There’s obscure, there’s forgotten, and then there’s “Lune Tunz.” I dug deep into the recesses of my mind trying to remember anything about this group or their album before starting a review. The only things I knew were that they put umlauts over the U’s so you would know to pronounce it “Looney Toons,” and that their songs were inspired by Warner Bros. cartoons featuring Bugs Bunny, Elmer Fudd, etc. At least “Rabbit Stew” had the group’s lineup in the outro: Alexander the Great, Nick Swift, Marc Rippin, DJ Solo Fixx and Sam Swing. Props to Alexander for explaining who they were.
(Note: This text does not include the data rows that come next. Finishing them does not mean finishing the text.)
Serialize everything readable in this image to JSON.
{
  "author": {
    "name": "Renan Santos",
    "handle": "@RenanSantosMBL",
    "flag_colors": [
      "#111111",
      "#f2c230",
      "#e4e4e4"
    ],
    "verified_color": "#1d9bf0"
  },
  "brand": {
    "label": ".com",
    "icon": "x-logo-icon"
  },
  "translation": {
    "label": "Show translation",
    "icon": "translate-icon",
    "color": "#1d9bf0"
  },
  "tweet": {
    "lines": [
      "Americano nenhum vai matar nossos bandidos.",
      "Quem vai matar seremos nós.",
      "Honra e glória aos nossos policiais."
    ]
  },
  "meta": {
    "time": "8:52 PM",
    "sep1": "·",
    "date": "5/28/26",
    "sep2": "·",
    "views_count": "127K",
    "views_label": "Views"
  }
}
Information about the group or their album is remarkably scant beyond “it exists” given we supposedly live in an information age, but that also reflects the fact that before the mid-1990’s internet use hadn’t gone mainstream. It annoys me more than it should that I was online back then and didn’t write anything about them, so the only resource I can turn to is Discogs.com. They helpfully pointed out that Raw Breed hat at least one single other than “Rabbit Stew” called “Open Season.” Perhaps if you didn’t grow up with Bugs and Daffy yelling “Wabbit season! Duck season!” at each other this reference is completely lost on you — if so, now you know.
Thanks to Discogs I can also ascertain that Fixx, Swing and the previously unmentioned Sidney Mills split the production duties on this one. If I still had a physical copy of the album I could tell you specifically who did what track, but I cared so little at the time I’m sure I traded it in for store credit. I’m going to call that a mistake. Back then I’m pretty sure I thought they were an Onyx rip off with a silly cartoon gimmick. I’d still say the Onyx comparison is fair — their vocals are gruff and frequently shouted — but the pounding production of tracks like “Let Me Get Some,” “Jimmy Crack Corn” and “Gangway” supports it well.
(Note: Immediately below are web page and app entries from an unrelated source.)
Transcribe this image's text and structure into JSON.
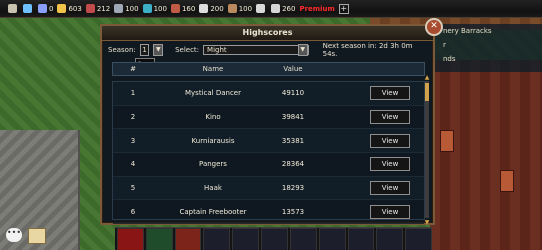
{
  "topbar": {
    "resources": [
      {
        "icon": "sword-icon",
        "value": ""
      },
      {
        "icon": "lightning-icon",
        "value": ""
      },
      {
        "icon": "flask-icon",
        "value": "0"
      },
      {
        "icon": "coin-icon",
        "value": "603"
      },
      {
        "icon": "fist-icon",
        "value": "212"
      },
      {
        "icon": "pick-icon",
        "value": "100"
      },
      {
        "icon": "trident-icon",
        "value": "100"
      },
      {
        "icon": "skull-icon",
        "value": "160"
      },
      {
        "icon": "card-icon",
        "value": "200"
      },
      {
        "icon": "book-icon",
        "value": "100"
      },
      {
        "icon": "x-icon",
        "value": ""
      },
      {
        "icon": "shield-icon",
        "value": "260"
      }
    ],
    "premium": "Premium"
  },
  "side_panel": {
    "items": [
      "nery Barracks",
      "r",
      "nds"
    ]
  },
  "dialog": {
    "title": "Highscores",
    "season_label": "Season:",
    "season_value": "1",
    "select_label": "Select:",
    "select_value": "Might",
    "next_season": "Next season in: 2d 3h 0m 54s.",
    "dropdown_option": "1",
    "columns": {
      "rank": "#",
      "name": "Name",
      "value": "Value"
    },
    "rows": [
      {
        "rank": "1",
        "name": "Mystical Dancer",
        "value": "49110",
        "action": "View"
      },
      {
        "rank": "2",
        "name": "Kino",
        "value": "39841",
        "action": "View"
      },
      {
        "rank": "3",
        "name": "Kurniarausis",
        "value": "35381",
        "action": "View"
      },
      {
        "rank": "4",
        "name": "Pangers",
        "value": "28364",
        "action": "View"
      },
      {
        "rank": "5",
        "name": "Haak",
        "value": "18293",
        "action": "View"
      },
      {
        "rank": "6",
        "name": "Captain Freebooter",
        "value": "13573",
        "action": "View"
      }
    ]
  }
}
I’m sure it’s a backhanded compliment to say Raw Breed is more about style than substance, but there’s not a single bar here that you’re going to quote later on. “Aiyyo gimme my dough so I can buy mad drugs/gimme my dough cause yo I gotta buy slugs.” These aren’t profound raps, clever punchlines, or in the case of “Jimmy Crack Corn” even that cinematic given they are talking about making stick ups to get bank. Everything about it is prototypical early 1990’s grimy rap… and that’s its strength. This is a forgotten group whose songs perfectly embody everything I remember about one specific era.
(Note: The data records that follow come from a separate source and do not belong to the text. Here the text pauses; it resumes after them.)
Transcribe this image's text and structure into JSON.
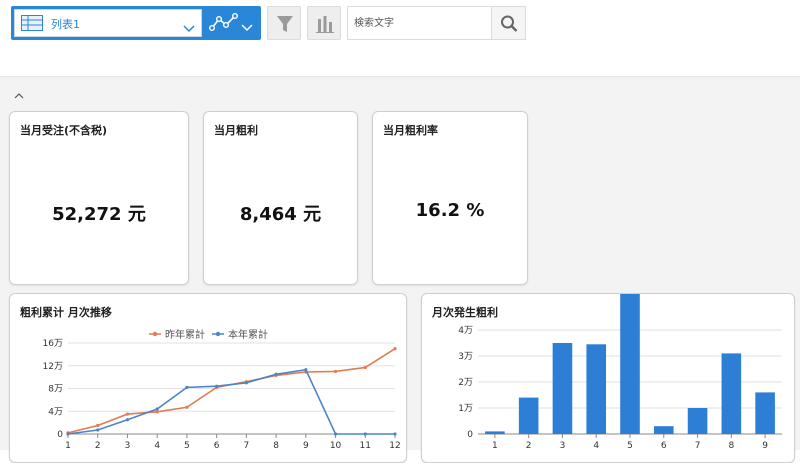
{
  "toolbar": {
    "view_label": "列表1",
    "search_placeholder": "検索文字"
  },
  "kpis": [
    {
      "title": "当月受注(不含税)",
      "value": "52,272 元"
    },
    {
      "title": "当月粗利",
      "value": "8,464 元"
    },
    {
      "title": "当月粗利率",
      "value": "16.2 %"
    }
  ],
  "colors": {
    "accent": "#2a86d6",
    "series_last_year": "#e07c52",
    "series_this_year": "#4a86c6",
    "bar": "#2d7fd6"
  },
  "charts": {
    "line": {
      "title": "粗利累计 月次推移"
    },
    "bar": {
      "title": "月次発生粗利"
    }
  },
  "chart_data": [
    {
      "type": "line",
      "title": "粗利累计 月次推移",
      "x": [
        1,
        2,
        3,
        4,
        5,
        6,
        7,
        8,
        9,
        10,
        11,
        12
      ],
      "ylim": [
        0,
        160000
      ],
      "yticks": [
        0,
        40000,
        80000,
        120000,
        160000
      ],
      "ytick_labels": [
        "0",
        "4万",
        "8万",
        "12万",
        "16万"
      ],
      "legend": "top-center",
      "grid": true,
      "series": [
        {
          "name": "昨年累計",
          "color": "#e07c52",
          "values": [
            2000,
            15000,
            35000,
            39000,
            47000,
            82000,
            92000,
            103000,
            109000,
            110000,
            117000,
            150000
          ]
        },
        {
          "name": "本年累計",
          "color": "#4a86c6",
          "values": [
            0,
            7000,
            25000,
            44000,
            82000,
            84000,
            90000,
            105000,
            113000,
            0,
            0,
            0
          ]
        }
      ]
    },
    {
      "type": "bar",
      "title": "月次発生粗利",
      "categories": [
        "1",
        "2",
        "3",
        "4",
        "5",
        "6",
        "7",
        "8",
        "9"
      ],
      "values": [
        1000,
        14000,
        35000,
        34500,
        72500,
        3000,
        10000,
        31000,
        16000
      ],
      "ylim": [
        0,
        40000
      ],
      "yticks": [
        0,
        10000,
        20000,
        30000,
        40000
      ],
      "ytick_labels": [
        "0",
        "1万",
        "2万",
        "3万",
        "4万"
      ],
      "grid": true
    }
  ]
}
“Lune Tunz” is the kind of album you should pick up for nostalgia’s sake, not because you remember Raw Breed, but because you remember a time when every East coast group wanted their jam to sound like “Slam.” The good(?) news is that Raw Breed actually managed something of a career after this album with two follow-up releases, although they seem to be less well remembered and even harder to find than this one. That just gives me an incentive to go digging and find out if their sound evolved over time, or if “Lune Tunz” was the peak and it was all downhill from here.